EXERCISE BRIEF: Lines holding the string "color" are the ones to copy; find them all in the data.

INFORMATION SHOWN:
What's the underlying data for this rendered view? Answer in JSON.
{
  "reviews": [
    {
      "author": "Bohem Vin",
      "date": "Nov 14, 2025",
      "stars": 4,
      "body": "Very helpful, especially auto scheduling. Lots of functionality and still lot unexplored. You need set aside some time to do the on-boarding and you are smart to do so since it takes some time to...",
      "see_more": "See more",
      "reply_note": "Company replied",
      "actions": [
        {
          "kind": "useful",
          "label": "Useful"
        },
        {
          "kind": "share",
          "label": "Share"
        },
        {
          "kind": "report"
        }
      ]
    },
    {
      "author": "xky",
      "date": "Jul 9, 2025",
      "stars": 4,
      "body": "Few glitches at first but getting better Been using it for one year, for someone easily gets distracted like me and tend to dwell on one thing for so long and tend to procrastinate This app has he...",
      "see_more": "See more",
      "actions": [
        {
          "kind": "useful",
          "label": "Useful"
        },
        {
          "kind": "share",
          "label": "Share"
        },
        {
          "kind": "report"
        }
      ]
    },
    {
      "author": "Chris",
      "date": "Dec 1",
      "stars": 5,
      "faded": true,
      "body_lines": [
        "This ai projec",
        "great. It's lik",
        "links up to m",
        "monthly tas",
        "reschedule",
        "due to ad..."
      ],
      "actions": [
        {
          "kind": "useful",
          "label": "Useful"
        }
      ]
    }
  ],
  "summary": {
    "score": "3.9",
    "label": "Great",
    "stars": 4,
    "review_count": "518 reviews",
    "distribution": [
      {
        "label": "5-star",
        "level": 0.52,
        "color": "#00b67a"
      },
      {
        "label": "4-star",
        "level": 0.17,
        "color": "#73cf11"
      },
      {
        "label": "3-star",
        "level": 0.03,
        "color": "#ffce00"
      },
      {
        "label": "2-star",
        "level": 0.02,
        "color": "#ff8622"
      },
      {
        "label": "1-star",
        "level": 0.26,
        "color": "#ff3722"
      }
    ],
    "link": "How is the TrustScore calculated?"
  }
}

EXERCISE OUTPUT:
        "color": "#00b67a"
        "color": "#73cf11"
        "color": "#ffce00"
        "color": "#ff8622"
        "color": "#ff3722"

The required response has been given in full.